▸ YOUR TASK
Word for word, output the data, with none of its pictures.

▸ TASK DATA
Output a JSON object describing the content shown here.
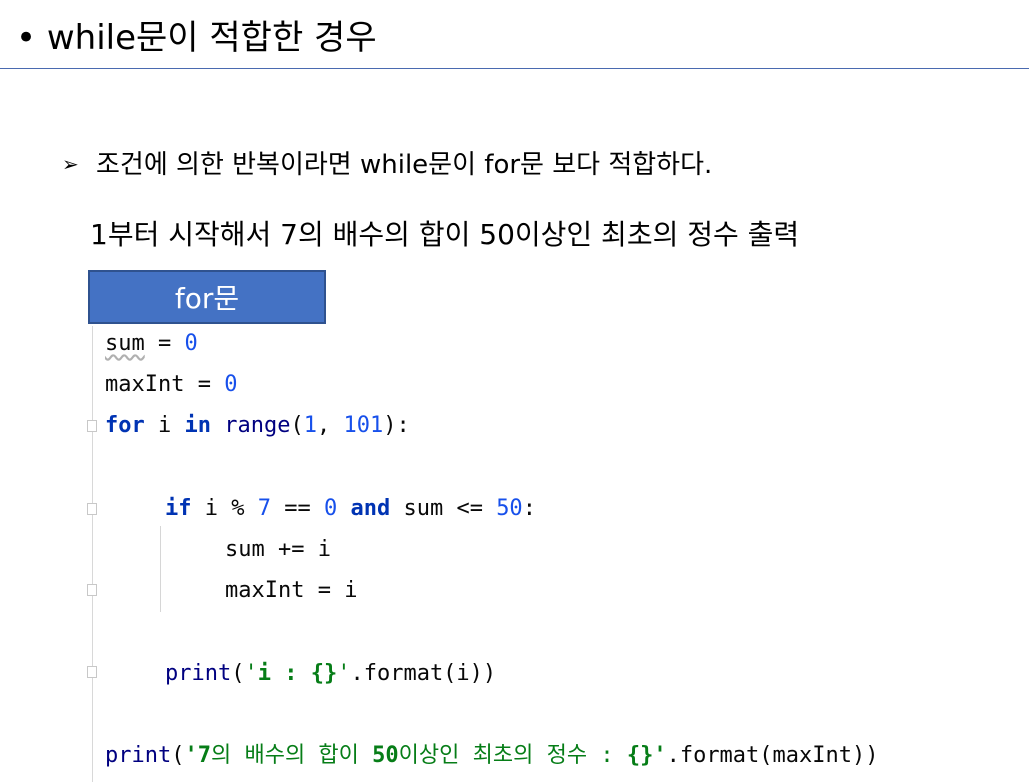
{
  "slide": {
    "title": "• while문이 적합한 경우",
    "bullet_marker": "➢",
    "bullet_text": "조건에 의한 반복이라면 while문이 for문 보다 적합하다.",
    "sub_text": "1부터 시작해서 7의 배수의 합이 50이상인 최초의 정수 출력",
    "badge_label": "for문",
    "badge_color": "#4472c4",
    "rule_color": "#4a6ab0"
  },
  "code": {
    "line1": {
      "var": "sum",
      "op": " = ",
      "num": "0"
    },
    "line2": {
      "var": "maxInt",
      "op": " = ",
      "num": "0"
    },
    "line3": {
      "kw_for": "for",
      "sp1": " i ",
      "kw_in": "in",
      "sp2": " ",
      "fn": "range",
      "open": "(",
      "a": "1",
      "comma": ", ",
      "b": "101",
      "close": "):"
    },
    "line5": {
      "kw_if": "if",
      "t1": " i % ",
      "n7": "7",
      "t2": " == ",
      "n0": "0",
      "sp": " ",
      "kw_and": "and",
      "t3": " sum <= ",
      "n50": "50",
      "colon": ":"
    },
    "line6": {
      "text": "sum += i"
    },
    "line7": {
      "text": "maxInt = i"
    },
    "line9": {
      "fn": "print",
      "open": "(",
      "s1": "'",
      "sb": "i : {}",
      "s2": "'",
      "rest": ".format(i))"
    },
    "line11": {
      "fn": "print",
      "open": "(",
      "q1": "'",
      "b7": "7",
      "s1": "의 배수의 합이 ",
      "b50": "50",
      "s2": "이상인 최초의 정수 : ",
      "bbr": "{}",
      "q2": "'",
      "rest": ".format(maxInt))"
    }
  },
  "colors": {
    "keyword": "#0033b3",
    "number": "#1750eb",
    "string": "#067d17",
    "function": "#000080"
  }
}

▸ RESPONSE FOR THIS EXERCISE
Output a JSON object describing the content shown here.
{
  "slide": {
    "title": "• while문이 적합한 경우",
    "bullet_marker": "➢",
    "bullet_text": "조건에 의한 반복이라면 while문이 for문 보다 적합하다.",
    "sub_text": "1부터 시작해서 7의 배수의 합이 50이상인 최초의 정수 출력",
    "badge_label": "for문",
    "badge_color": "#4472c4",
    "rule_color": "#4a6ab0"
  },
  "code": {
    "line1": {
      "var": "sum",
      "op": " = ",
      "num": "0"
    },
    "line2": {
      "var": "maxInt",
      "op": " = ",
      "num": "0"
    },
    "line3": {
      "kw_for": "for",
      "sp1": " i ",
      "kw_in": "in",
      "sp2": " ",
      "fn": "range",
      "open": "(",
      "a": "1",
      "comma": ", ",
      "b": "101",
      "close": "):"
    },
    "line5": {
      "kw_if": "if",
      "t1": " i % ",
      "n7": "7",
      "t2": " == ",
      "n0": "0",
      "sp": " ",
      "kw_and": "and",
      "t3": " sum <= ",
      "n50": "50",
      "colon": ":"
    },
    "line6": {
      "text": "sum += i"
    },
    "line7": {
      "text": "maxInt = i"
    },
    "line9": {
      "fn": "print",
      "open": "(",
      "s1": "'",
      "sb": "i : {}",
      "s2": "'",
      "rest": ".format(i))"
    },
    "line11": {
      "fn": "print",
      "open": "(",
      "q1": "'",
      "b7": "7",
      "s1": "의 배수의 합이 ",
      "b50": "50",
      "s2": "이상인 최초의 정수 : ",
      "bbr": "{}",
      "q2": "'",
      "rest": ".format(maxInt))"
    }
  },
  "colors": {
    "keyword": "#0033b3",
    "number": "#1750eb",
    "string": "#067d17",
    "function": "#000080"
  }
}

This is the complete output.